The Women Leaders in Medicine awards were created by AMSA in 2007 to recognize women physicians and educators who serve as role models, teachers, highly accomplished professionals, and sources of inspiration for women and men who are currently in their medical training. These women deserve recognition for their accomplishments and dedication to fostering tomorrow’s women leaders in medicine.

We are currently accepting nominations for this year's WLIM awards. Medical and premedical students are encouraged to fill out our simple online form and tell us about an inspiring woman who has influenced the student's medical career.

Between four and six women are selected and invited to attend the AMSA National Convention in March to receive their award at a special reception. Many of our past awardees have considered their Women Leaders in Medicine award a truly meaningful honor because it comes directly from the voices of students. At AMSA, we hope to give back some recognition to these amazing women in addition to generating awareness about the importance of fostering leadership in medicine that promotes healthy change and equality in care and professional opportunity for women and men.

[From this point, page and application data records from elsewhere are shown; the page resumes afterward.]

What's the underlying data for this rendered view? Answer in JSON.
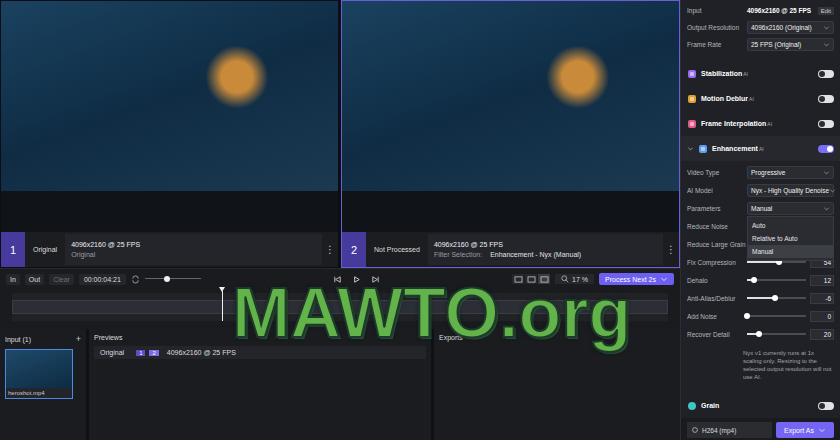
{
  "viewers": [
    {
      "number": "1",
      "label": "Original",
      "resolution": "4096x2160 @ 25 FPS",
      "detail_label": "",
      "detail": "Original",
      "menu": "⋮",
      "selected": false
    },
    {
      "number": "2",
      "label": "Not Processed",
      "resolution": "4096x2160 @ 25 FPS",
      "detail_label": "Filter Selection:",
      "detail": "Enhancement - Nyx (Manual)",
      "menu": "⋮",
      "selected": true
    }
  ],
  "timeline": {
    "in": "In",
    "out": "Out",
    "clear": "Clear",
    "timecode": "00:00:04:21",
    "volume": 0.4,
    "view_modes": [
      {
        "selected": false
      },
      {
        "selected": false
      },
      {
        "selected": true
      }
    ],
    "zoom": "17 %",
    "process_button": "Process Next 2s",
    "playhead": 0.32
  },
  "input_panel": {
    "title": "Input (1)",
    "add": "+",
    "files": [
      {
        "name": "heroshot.mp4",
        "selected": true
      }
    ]
  },
  "previews_panel": {
    "title": "Previews",
    "rows": [
      {
        "label": "Original",
        "badges": [
          "1",
          "2"
        ],
        "info": "4096x2160 @ 25 FPS"
      }
    ]
  },
  "exports_panel": {
    "title": "Exports"
  },
  "sidebar": {
    "input": {
      "label": "Input",
      "value": "4096x2160 @ 25 FPS",
      "edit": "Edit"
    },
    "output_settings": [
      {
        "label": "Output Resolution",
        "value": "4096x2160 (Original)"
      },
      {
        "label": "Frame Rate",
        "value": "25 FPS (Original)"
      }
    ],
    "filters": [
      {
        "name": "Stabilization",
        "badge": "AI",
        "on": false,
        "expanded": false,
        "color": "#9b6cf0"
      },
      {
        "name": "Motion Deblur",
        "badge": "AI",
        "on": false,
        "expanded": false,
        "color": "#e0a030"
      },
      {
        "name": "Frame Interpolation",
        "badge": "AI",
        "on": false,
        "expanded": false,
        "color": "#e05a8a"
      },
      {
        "name": "Enhancement",
        "badge": "AI",
        "on": true,
        "expanded": true,
        "color": "#5aa0f0"
      }
    ],
    "enhancement_settings": [
      {
        "kind": "select",
        "label": "Video Type",
        "value": "Progressive",
        "expanded": false
      },
      {
        "kind": "select",
        "label": "AI Model",
        "value": "Nyx - High Quality Denoise",
        "expanded": false
      },
      {
        "kind": "select",
        "label": "Parameters",
        "value": "Manual",
        "expanded": true,
        "options": [
          {
            "label": "Auto",
            "selected": false
          },
          {
            "label": "Relative to Auto",
            "selected": false
          },
          {
            "label": "Manual",
            "selected": true
          }
        ]
      },
      {
        "kind": "covered",
        "label": "Reduce Noise"
      },
      {
        "kind": "covered",
        "label": "Reduce Large Grain"
      },
      {
        "kind": "slider",
        "label": "Fix Compression",
        "value": "54",
        "level": 0.54
      },
      {
        "kind": "slider",
        "label": "Dehalo",
        "value": "12",
        "level": 0.12
      },
      {
        "kind": "slider",
        "label": "Anti-Alias/Deblur",
        "value": "-6",
        "level": 0.47
      },
      {
        "kind": "slider",
        "label": "Add Noise",
        "value": "0",
        "level": 0.0
      },
      {
        "kind": "slider",
        "label": "Recover Detail",
        "value": "20",
        "level": 0.2
      }
    ],
    "note": "Nyx v1 currently runs at 1x scaling only. Resizing to the selected output resolution will not use AI.",
    "post_filters": [
      {
        "name": "Grain",
        "on": false,
        "color": "#3ec6c0"
      }
    ],
    "export": {
      "format": "H264 (mp4)",
      "button": "Export As"
    }
  },
  "watermark": {
    "text": "MAWTO.org"
  }
}
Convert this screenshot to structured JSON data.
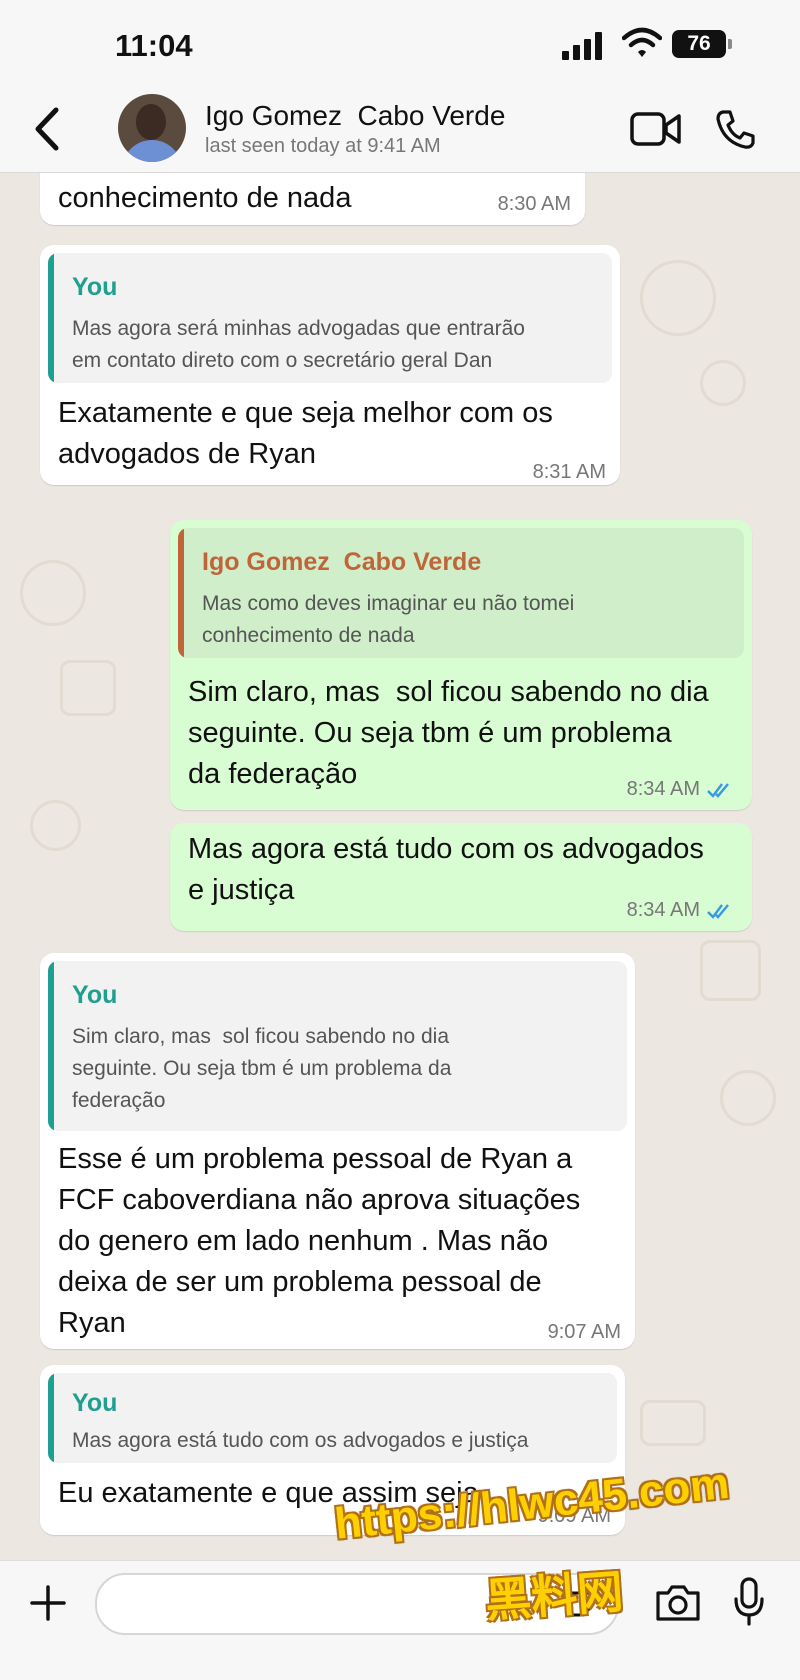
{
  "status_bar": {
    "time": "11:04",
    "battery": "76"
  },
  "header": {
    "contact_name": "Igo Gomez  Cabo Verde",
    "last_seen": "last seen today at 9:41 AM"
  },
  "messages": [
    {
      "direction": "in",
      "text": "Mas como deves imaginar eu não tomei\nconhecimento de nada",
      "time": "8:30 AM"
    },
    {
      "direction": "in",
      "quote_author": "You",
      "quote_text": "Mas agora será minhas advogadas que entrarão\nem contato direto com o secretário geral Dan",
      "text": "Exatamente e que seja melhor com os\nadvogados de Ryan",
      "time": "8:31 AM"
    },
    {
      "direction": "out",
      "quote_author": "Igo Gomez  Cabo Verde",
      "quote_text": "Mas como deves imaginar eu não tomei\nconhecimento de nada",
      "text": "Sim claro, mas  sol ficou sabendo no dia\nseguinte. Ou seja tbm é um problema\nda federação",
      "time": "8:34 AM"
    },
    {
      "direction": "out",
      "text": "Mas agora está tudo com os advogados\ne justiça",
      "time": "8:34 AM"
    },
    {
      "direction": "in",
      "quote_author": "You",
      "quote_text": "Sim claro, mas  sol ficou sabendo no dia\nseguinte. Ou seja tbm é um problema da\nfederação",
      "text": "Esse é um problema pessoal de Ryan a\nFCF caboverdiana não aprova situações\ndo genero em lado nenhum . Mas não\ndeixa de ser um problema pessoal de\nRyan",
      "time": "9:07 AM"
    },
    {
      "direction": "in",
      "quote_author": "You",
      "quote_text": "Mas agora está tudo com os advogados e justiça",
      "text": "Eu exatamente e que assim seja",
      "time": "9:09 AM"
    }
  ],
  "watermark": {
    "url": "https://hlwc45.com",
    "text": "黑料网"
  },
  "colors": {
    "quote_you": "#1f9f8f",
    "quote_contact": "#c0653a",
    "read_ticks": "#3b9be0",
    "outgoing_bg": "#d9fdd3"
  }
}
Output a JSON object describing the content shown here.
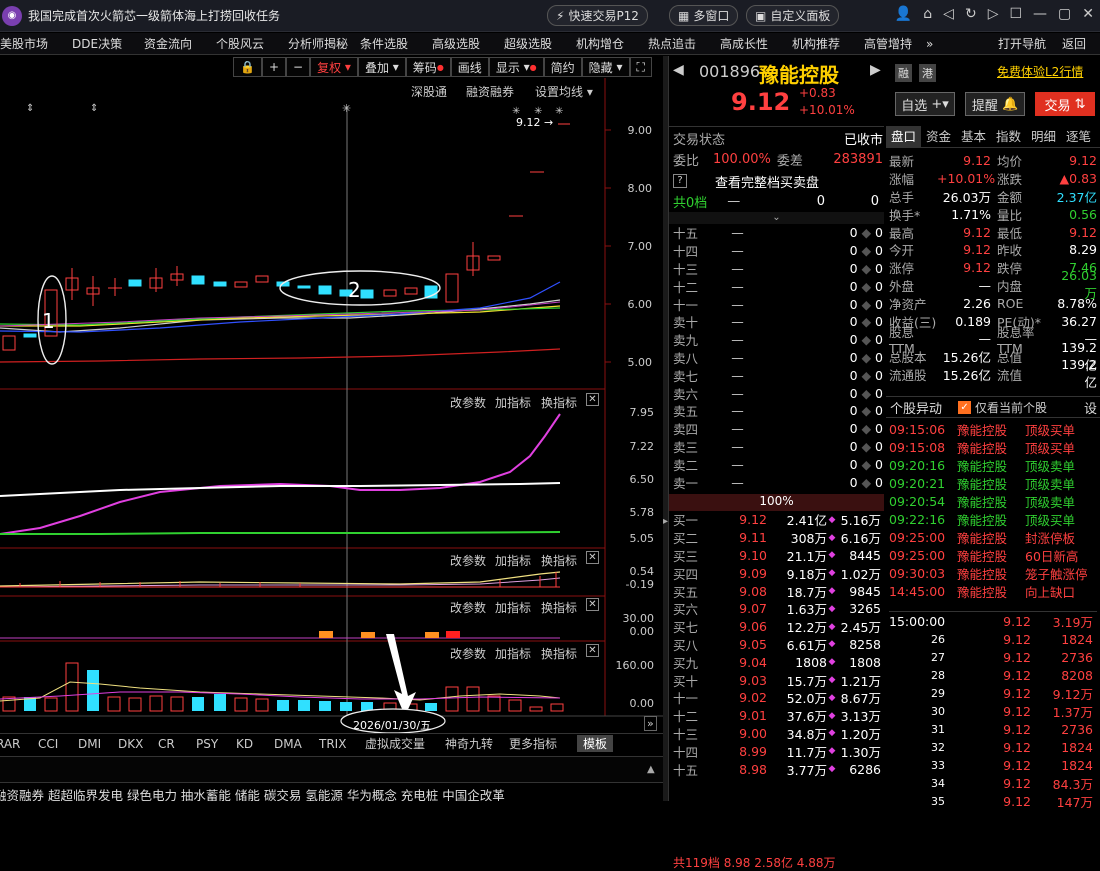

This year will be an extra special reception as we celebrate the fifth year of this inspiring event. We hope you will join us at AMSA's Annual Convention for the Annual Women Leaders in Medicine reception as we announce this year’s recipients!

Sunday, September 4, 2011

My personal pep-squad

I recived a random gchat message from a random friend today:

"Are you ready to be my vaginacologist yet or WHAT?"

A simple, and lovely, reminder that there are people out there pulling for me to become a doctor.  I may decide not to be a ob/gyn, but finding out this week that I passed step 1, I am now much more confident that I will get through medical school with my degree [and hopefully my head still screwed on].  Thanks ya'll for supporting me through the annoyance of having to retake it. 

Now, if only I can get through the next 7 weeks of my pediatric clerkship without getting sick again...  I LOVE peds but I'm not such a fan of all the bugs the cute kids carry around.

Friday, September 2, 2011

Peds: day 5

I think I caught my first cold from the little buggers.  Either from them, or my roommate who has a pretty nasty cold/sinus infection that she caught during her OB/GYN orientation at the beginning of the week.   Between feeling like crap and closely watching the tropical storm over the gulf coast, I'm feeling pretty awful about this weekend.  I am supposed to be driving out to spend the weekend with my girlfriend when I get off call at 3 which I have been so excited about all week.  However, right now, I have no idea how I'm going to manage the drive when all I want to do is sleep.